Inspired by the smile curve, Keimura Kimura and Shunsuke Numata believe that the impact of Industry 4.0 on Japanese companies will no longer be limited to the improvement activities of front-line teams, and the value chain will be expanded throughout the product life cycle. There are many other profit points beyond the manufacturing process.

The two divided the manufacturing process into (R & D) and (Design) , making (production) , sales, after-sales (Operation, maintenance) and other processes. In the past, the front-line service department responsible for maintenance was often positioned as a “cost center.” Through the Internet of Things, companies add sensors to their products, and after obtaining various data, after-sales service may become a profit point.

Under the sharing economy model, some companies try to set up a long-term cooperative relationship with users based on services, and fundamentally review the existing business model. Similar to the popular C-end sharing, from one-time purchase to rent collection, the two authors predicted that the sharing model will also be popularized on the B-end. In fact, there are also Chinese heavy industry companies making profits by renting machines.

Four stages of manufacturing

In the view of Kimura Keisuke and Numata Shunsuke, “Industry 4.0″ is not limited to a single process, a factory, or an enterprise. It can break the barriers of the enterprise group system or the upstream and downstream of the industrial chain and connect everything to achieve ” Visualization of the manufacturing industry as a whole. ”

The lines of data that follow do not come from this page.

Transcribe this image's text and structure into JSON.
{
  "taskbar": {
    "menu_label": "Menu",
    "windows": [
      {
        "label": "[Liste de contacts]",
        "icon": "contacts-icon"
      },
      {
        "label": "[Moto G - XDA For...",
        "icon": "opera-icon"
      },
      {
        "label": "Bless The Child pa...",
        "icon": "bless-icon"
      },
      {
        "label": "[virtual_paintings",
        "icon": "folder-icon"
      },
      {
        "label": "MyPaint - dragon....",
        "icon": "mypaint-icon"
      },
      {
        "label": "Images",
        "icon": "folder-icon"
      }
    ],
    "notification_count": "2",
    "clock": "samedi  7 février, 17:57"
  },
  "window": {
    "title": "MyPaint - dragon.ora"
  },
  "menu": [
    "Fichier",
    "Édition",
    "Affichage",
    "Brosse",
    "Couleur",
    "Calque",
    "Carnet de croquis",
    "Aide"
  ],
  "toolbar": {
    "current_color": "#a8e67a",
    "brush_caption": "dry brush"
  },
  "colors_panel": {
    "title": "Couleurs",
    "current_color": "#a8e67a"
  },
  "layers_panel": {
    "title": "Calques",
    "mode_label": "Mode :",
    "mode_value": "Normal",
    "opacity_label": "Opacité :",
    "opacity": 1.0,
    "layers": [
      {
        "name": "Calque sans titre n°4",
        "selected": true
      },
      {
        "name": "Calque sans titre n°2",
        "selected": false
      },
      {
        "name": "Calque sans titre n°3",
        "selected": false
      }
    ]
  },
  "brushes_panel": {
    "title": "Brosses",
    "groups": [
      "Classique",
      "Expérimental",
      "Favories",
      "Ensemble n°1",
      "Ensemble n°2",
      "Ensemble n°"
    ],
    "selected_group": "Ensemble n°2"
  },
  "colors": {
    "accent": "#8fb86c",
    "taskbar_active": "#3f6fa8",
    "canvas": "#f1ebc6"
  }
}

In the book, the two authors summarize the foundation of the manufacturing industry as “Visualization 1.0”, “Visualization 2.0”, and “Visualization 3.0”. They believe that after the first three foundations are consolidated, companies can deal with the Internet of Things era well. “Visualization 4.0”. The so-called visualization, as the name implies, can be regarded as a manifestation of tacit knowledge. It can be seen from neglect or inability to see. Only by seeing can it be done.